“Yes, try tell no right words (chitter). Not home,” he made a circle in the air before him. “No mean nest home. All home. Big home.”
Aouphril stared a moment. “Orlan, I think he means this isn’t his world.” Still wide eyed, she pulled-up a satellite photo of the world on her flat panel and showed it to Aldin. “World,” she said.
“Yes!” Aldin exclaimed and hugged her. “Aldin not from Orlan Ohfril world.” He then drooped his tail and used a mixture of their language and (chitter)speak, “Aldin, chatscreechatchir (lost far) my world.”
The hovercraft came to a stop in front of Aouphril’s home and gently floated to the ground as it powered down. As they got out, Orlan asked the same question he asked earlier that day in (chitter)speak, “How Aldin come here?”
Aldin sighed. “No right words (chitter).” He pointed to the entry door of Aouphril’s home as she opened it. He stood outside. “My World,” he pointed around himself. He grabbed the edge of the door and nearly closed it. He then opened it quickly, switching back to (chitter)speak. “Bright light,” he then went through the doorway, “Aldin fall,” and closed it most of the way before reopening it, “thunder.” He darted into Aouphril’s entryway. “Land hard,” and switching back to their language as he spread himself out on the floor, “Orlan Ohfril world.”
There was a bit of fear in both Orlan’s and Aouphril’s eyes. They conversed quietly. Aldin waited patiently. They then turned back to him. Before either of them could say anything, Aldin spoke.
“Aldin not wild coh-zin.
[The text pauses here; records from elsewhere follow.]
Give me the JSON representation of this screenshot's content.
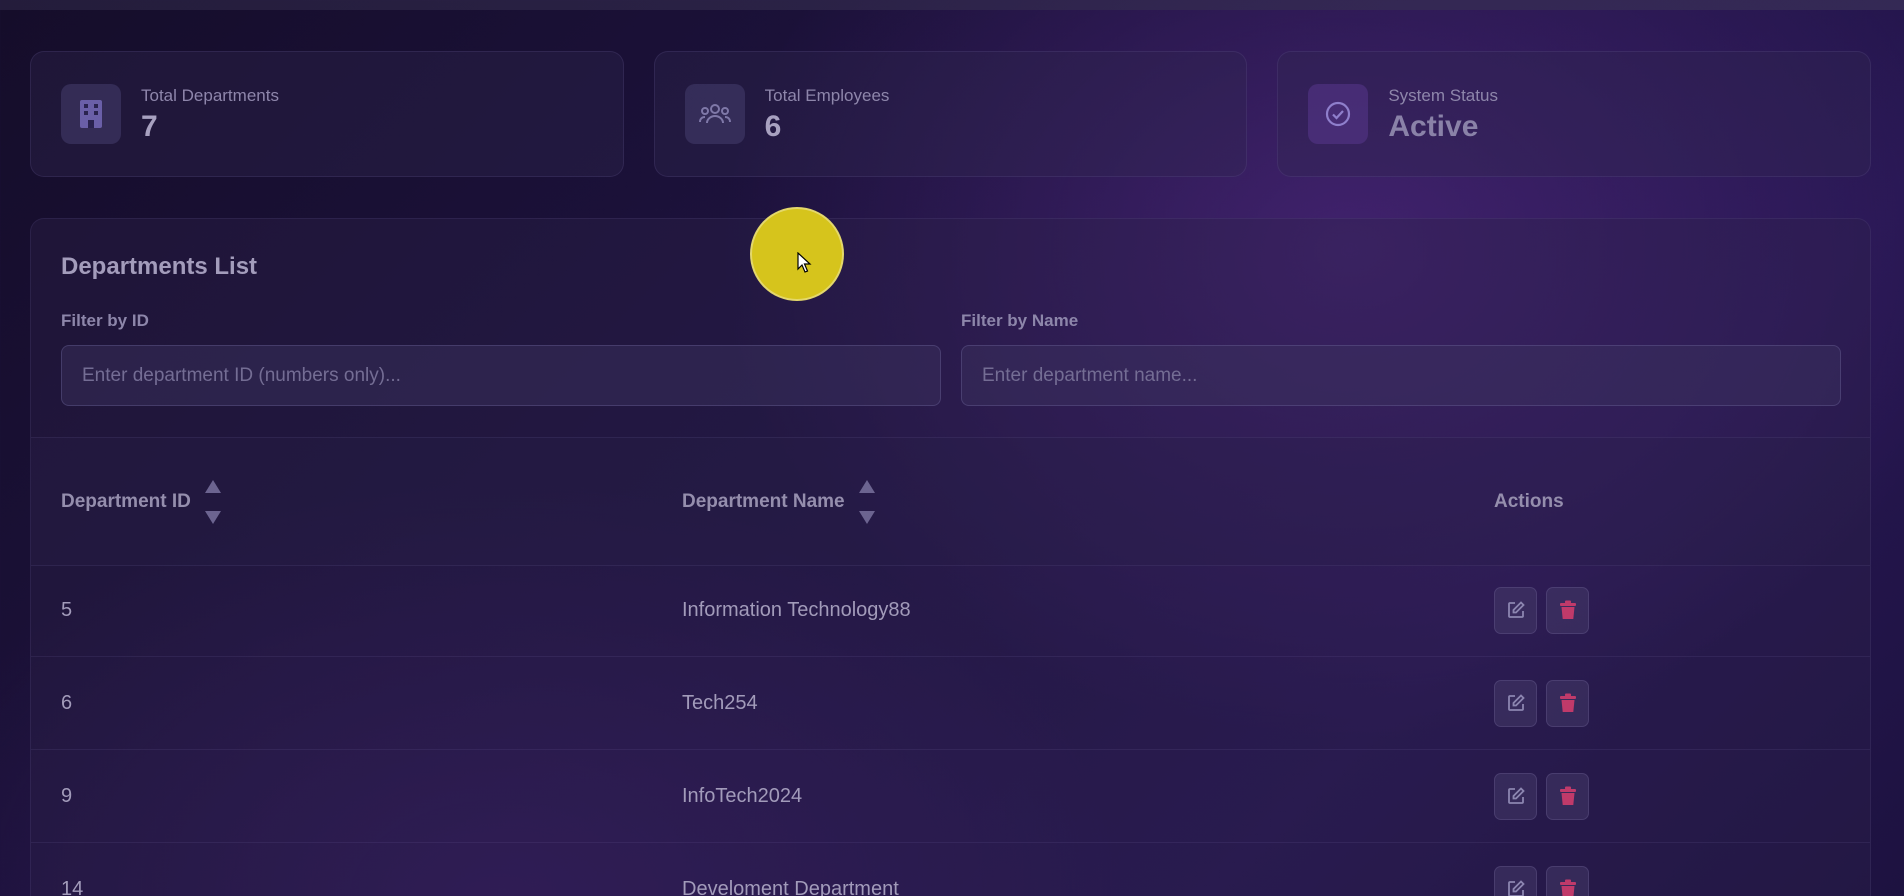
{
  "stats": [
    {
      "label": "Total Departments",
      "value": "7",
      "icon": "building-icon"
    },
    {
      "label": "Total Employees",
      "value": "6",
      "icon": "users-icon"
    },
    {
      "label": "System Status",
      "value": "Active",
      "icon": "check-circle-icon"
    }
  ],
  "panel": {
    "title": "Departments List",
    "filter_id_label": "Filter by ID",
    "filter_id_placeholder": "Enter department ID (numbers only)...",
    "filter_name_label": "Filter by Name",
    "filter_name_placeholder": "Enter department name..."
  },
  "table": {
    "headers": {
      "id": "Department ID",
      "name": "Department Name",
      "actions": "Actions"
    },
    "rows": [
      {
        "id": "5",
        "name": "Information Technology88"
      },
      {
        "id": "6",
        "name": "Tech254"
      },
      {
        "id": "9",
        "name": "InfoTech2024"
      },
      {
        "id": "14",
        "name": "Develoment Department"
      }
    ]
  },
  "colors": {
    "accent": "#6c4fb0",
    "delete": "#c03a6a",
    "edit": "#8c86b0",
    "cursor_highlight": "#d6c41c"
  }
}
Like Orlan, Ohfril,” he pointed to his head with his tail as he switched back to (chitter)speak, “here. Orlan, Ohfril tell Elders Aldin not from here. Elders take Aldin away.”
There were tears in Aouphril’s eyes. “Yes. No choice.”
Again, Aldin took her hand into his forepaws and patted it like the previous day. “Is okay,” he spoke in English. He turned to Orlan and said it again, “Is okay.” He yawned and switched to (chitter)speak. “No words (chitter),” switching to their language, “for,” and then English, “Is okay.” He drooped his tail and finished in (chitter)speak, “Elders do same Orlan Ohfril land my home. Aldin sleep first?”
“Yes, we all sleep first,” Orlan replied. Aldin repeated it slowly. Orlan indicated he wanted to talk to Aouphril alone. Aldin nodded and went in.
“There is no choice, Aouphril,” he said as he brushed tears from her eyes. “At least he seems to understand. When I get back to my apartment, I’ll make the call as soon as I figure out who we should contact. Or I’ll wait until morning at the latest.” He paused and looked in her eyes, “Will you be alright alone with him, or do you want me to stay here with you.”
“Aldin isn’t a threat. I’ll be fine. I just hope he will be alright.”
“Me too. If what he said is true, he must be really scared deep inside. How would you react if you found yourself in a strange place without even a common language?”
She nodded. “This place was a little strange compared to home when I moved here for college, Orlan. But at least we all speak the same language. I don’t think I could remain that calm if I was in Aldin’s place.”
They hugged and he got into his hovercraft. Aouphril entered her home as he pulled away. She found Aldin already fast asleep curled-up on one of her sitting cushions. He had left her hammock alone so she could have it.